Non-Native Invasive Species

Invasive Nonnative

Non-native invasive Cuban Tree frog, a species that threatens the native American Green Tree Frog population.

Invasive vs. Non-native Species

A non-native species is one that does not occur in a particular environment naturally, but has been introduced by human causes either accidentally or on purpose and has developed a stable breeding population. Many non-native species are also considered invasive, meaning that their unnatural presence causes economic or environmental harm or harm to human health. This is often because the non-native species has no natural predators in its introduced environment, so there is little population control and populations are able to reach higher numbers than the ecosystem can healthily support. It is also possible for a native species to be considered invasive, especially when predators are removed and the increased population of the native species becomes harmful for the environment, economy, or human health. Non-native invasive species have become the single greatest threat to the Refuge System and the U.S. Fish and Wildlife Service's core wildlife conservation mission impacting natural habitats and native plants and animals, including threatened and endangered species.


Coyote Promo Learn more about invasive species, plants, and animals that can be found at the Refuge Armadillo Promo  

See a list of non-native invasive fauna that can be found at the Refuge

See a list of non-native invasive flora that can be found at the Refuge

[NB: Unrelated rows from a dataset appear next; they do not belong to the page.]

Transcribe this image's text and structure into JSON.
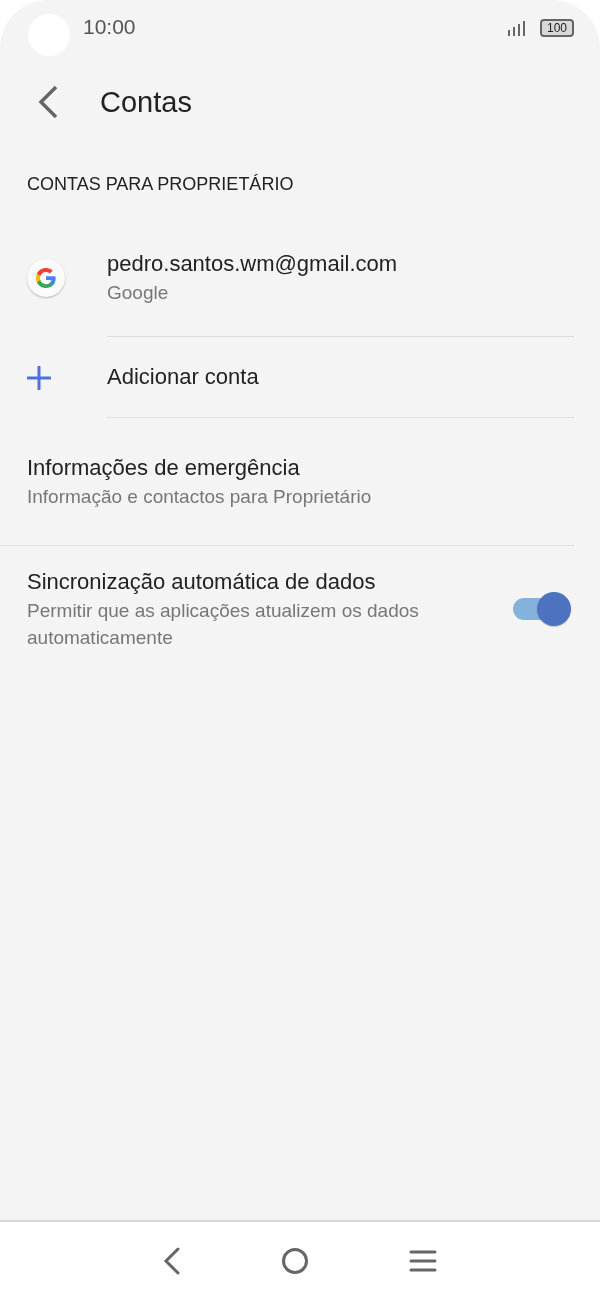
{
  "status_bar": {
    "time": "10:00",
    "battery": "100"
  },
  "header": {
    "title": "Contas"
  },
  "section_title": "CONTAS PARA PROPRIETÁRIO",
  "accounts": [
    {
      "kind": "account",
      "title": "pedro.santos.wm@gmail.com",
      "subtitle": "Google"
    },
    {
      "kind": "add",
      "title": "Adicionar conta"
    }
  ],
  "settings": [
    {
      "kind": "link",
      "title": "Informações de emergência",
      "subtitle": "Informação e contactos para Proprietário"
    },
    {
      "kind": "toggle",
      "title": "Sincronização automática de dados",
      "subtitle": "Permitir que as aplicações atualizem os dados automaticamente",
      "on": true
    }
  ]
}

Florida Invasive Species Partnership

Everglades- Cooperative Invasive Species Management Area (E-CISMA)